Last night, as we were sitting outside watching Miss M sing and sign her way through an unbearably cute and thoughtfully brief Montessori Centennial program, I realized it's been almost exactly one year since she began attending her school. It's hard to recognize that so much time has passed since her squirming, screaming body was wrenched from mine. Lovingly wrenched, of course. The thing that most impressed and comforted me as Miss M spent her first days away from my constant presence was knowing that the staff was looking out for her emotional needs just as much as her social and educational ones. They acknowledged her need for a temporary pseudo-mom and let her spend her first couple months attached to them rather than pushing her out onto her peers. Their experience gave them patience with her shyness, into which she retreated for several weeks. I was surprised when I picked her up one day and a teacher exclaimed happily, "She's talking now!" It hadn't occurred to me at that point that my little stream-of-consciousness reporter wouldn't be talking, although having seen her work through an increased number of new social situations over the past year, I now realize that's her M.O. But her teachers understood the pattern right away, and rather than stressing either of us out about it, they helped her find her place and get comfortable enough to show her true self.
As I wrote after our parent-teacher conference, Miss M has more than found her place - she has set up a fiefdom. She has a gaggle of friends, a stunning new skill set, and the love of her teachers. All in all, it's a perfect situation. The only problem lately is that she's decided she doesn't want to learn her letters, and this pains me. Not only because she says it makes her "feel shy" when she tries to practice them, which I interpret to mean that she's encountering those first prickles of shame at not being able to catch on to something as quickly as other kids, but also because, what? My kid? Not being interested in letters? This is a possibility I hadn't considered. While Kristy is trying to overcome her math-phobia on behalf of her offspring, I'm now trying to let go of the expectation that my child will be the voracious reader that every other woman in our family is. When my first grade class had library time, I was given special permission to wander away from the picture books and indulge in the high shelves of chapter books. My sister made reading into an Olympic sport, breaking world records as she sped through Little Women for the ninth time. And I can't even think of my mom without picturing a book in front of her. She could even fall dead asleep and still manage to balance an open book on her chest. (Usually one about a serial killer, the cover illustrated with various bloody, dismembered body parts embossed on a creepy, domestic tableau of a background, but that's a traumatic recollection for another day. Oh, and happy birthday, Mom!)

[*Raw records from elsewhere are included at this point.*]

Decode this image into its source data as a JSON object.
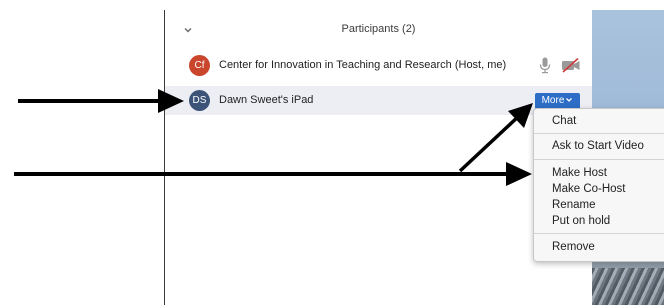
{
  "panel": {
    "title": "Participants (2)"
  },
  "participants": [
    {
      "initials": "Cf",
      "name": "Center for Innovation in Teaching and Research (Host, me)",
      "avatar_color": "#c9452c"
    },
    {
      "initials": "DS",
      "name": "Dawn Sweet's iPad",
      "avatar_color": "#3b5478"
    }
  ],
  "more_button": {
    "label": "More",
    "color": "#2d6dc6"
  },
  "context_menu": {
    "items": [
      "Chat",
      "Ask to Start Video",
      "Make Host",
      "Make Co-Host",
      "Rename",
      "Put on hold",
      "Remove"
    ]
  },
  "icons": {
    "collapse": "chevron-down-icon",
    "mic": "microphone-icon",
    "video": "video-off-icon",
    "more": "chevron-down-icon"
  }
}
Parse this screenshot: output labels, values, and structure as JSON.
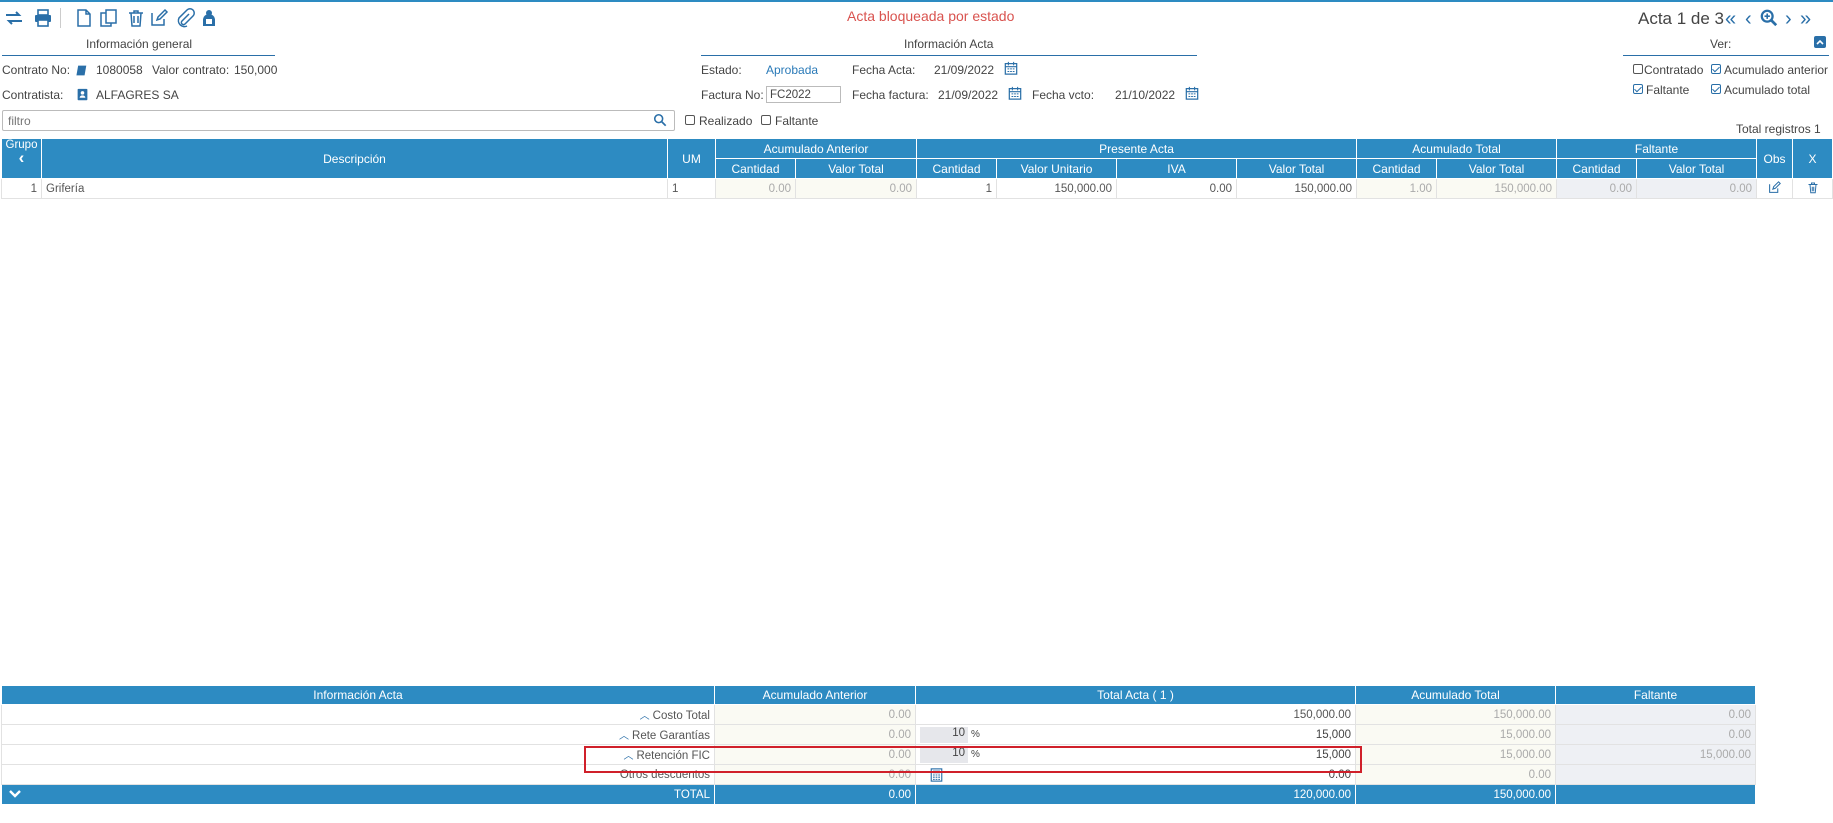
{
  "toolbar": {
    "status_text": "Acta bloqueada por estado",
    "pager_label": "Acta 1 de 3"
  },
  "general": {
    "section_title": "Información general",
    "contrato_label": "Contrato No:",
    "contrato_value": "1080058",
    "valor_label": "Valor contrato:",
    "valor_value": "150,000",
    "contratista_label": "Contratista:",
    "contratista_value": "ALFAGRES SA"
  },
  "acta_info": {
    "section_title": "Información Acta",
    "estado_label": "Estado:",
    "estado_value": "Aprobada",
    "fecha_acta_label": "Fecha Acta:",
    "fecha_acta_value": "21/09/2022",
    "factura_label": "Factura No:",
    "factura_value": "FC2022",
    "fecha_factura_label": "Fecha factura:",
    "fecha_factura_value": "21/09/2022",
    "fecha_vcto_label": "Fecha vcto:",
    "fecha_vcto_value": "21/10/2022"
  },
  "ver": {
    "title": "Ver:",
    "options": [
      {
        "label": "Contratado",
        "checked": false
      },
      {
        "label": "Acumulado anterior",
        "checked": true
      },
      {
        "label": "Faltante",
        "checked": true
      },
      {
        "label": "Acumulado total",
        "checked": true
      }
    ]
  },
  "filter": {
    "placeholder": "filtro",
    "realizado_label": "Realizado",
    "faltante_label": "Faltante",
    "total_registros": "Total registros 1"
  },
  "grid": {
    "headers": {
      "grupo": "Grupo",
      "descripcion": "Descripción",
      "um": "UM",
      "acum_anterior": "Acumulado Anterior",
      "presente": "Presente Acta",
      "acum_total": "Acumulado Total",
      "faltante": "Faltante",
      "obs": "Obs",
      "x": "X",
      "cantidad": "Cantidad",
      "valor_total": "Valor Total",
      "valor_unitario": "Valor Unitario",
      "iva": "IVA"
    },
    "rows": [
      {
        "grupo": "1",
        "descripcion": "Grifería",
        "um": "1",
        "aa_cant": "0.00",
        "aa_val": "0.00",
        "pa_cant": "1",
        "pa_vunit": "150,000.00",
        "pa_iva": "0.00",
        "pa_vtot": "150,000.00",
        "at_cant": "1.00",
        "at_val": "150,000.00",
        "f_cant": "0.00",
        "f_val": "0.00"
      }
    ]
  },
  "summary": {
    "headers": {
      "info": "Información Acta",
      "acum_anterior": "Acumulado Anterior",
      "total_acta": "Total Acta ( 1 )",
      "acum_total": "Acumulado Total",
      "faltante": "Faltante"
    },
    "rows": [
      {
        "label": "Costo Total",
        "aa": "0.00",
        "pct": "",
        "pct_sign": "",
        "ta": "150,000.00",
        "at": "150,000.00",
        "f": "0.00"
      },
      {
        "label": "Rete Garantías",
        "aa": "0.00",
        "pct": "10",
        "pct_sign": "%",
        "ta": "15,000",
        "at": "15,000.00",
        "f": "0.00"
      },
      {
        "label": "Retención FIC",
        "aa": "0.00",
        "pct": "10",
        "pct_sign": "%",
        "ta": "15,000",
        "at": "15,000.00",
        "f": "15,000.00"
      },
      {
        "label": "Otros descuentos",
        "aa": "0.00",
        "pct": "",
        "pct_sign": "",
        "ta": "0.00",
        "at": "0.00",
        "f": ""
      }
    ],
    "total": {
      "label": "TOTAL",
      "aa": "0.00",
      "ta": "120,000.00",
      "at": "150,000.00",
      "f": ""
    }
  },
  "colors": {
    "accent": "#2d8bc2",
    "status_red": "#d9534f",
    "highlight_box": "#d0202a"
  }
}
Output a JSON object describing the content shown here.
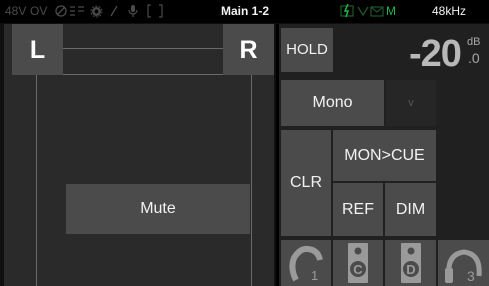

I don't really even recall learning how to read - it was just something I could do, almost from the time of my earliest memories. I don't know if I ever resisted it, or got frustrated by the trickier elements - silent letters, irregular verbs, what a participle was and how to avoid dangling one. The only performance-based school activity I never dreaded was reading out loud. But it has recently come to my attention that The Admiral was just the opposite. I've never known the man to sit down with a novel, but he can burn through an electrical engineering textbook like it's the latest Patterson confection, so I was surprised when we were talking about school memories and he shuddered in remembrance of being called on to read aloud. He abhorred it. It terrified him. I daresay it made him "feel shy." Knowing this, and seeing Miss M's reaction to the dreaded letter boards, has forced me to dump my prejudices against "non-readers" and acknowledge that a passion for fiction isn't necessarily a predictor of future success.
Her ability to perfectly time every movement to their choreographed school song, however, clearly indicates she's an unstoppable genius.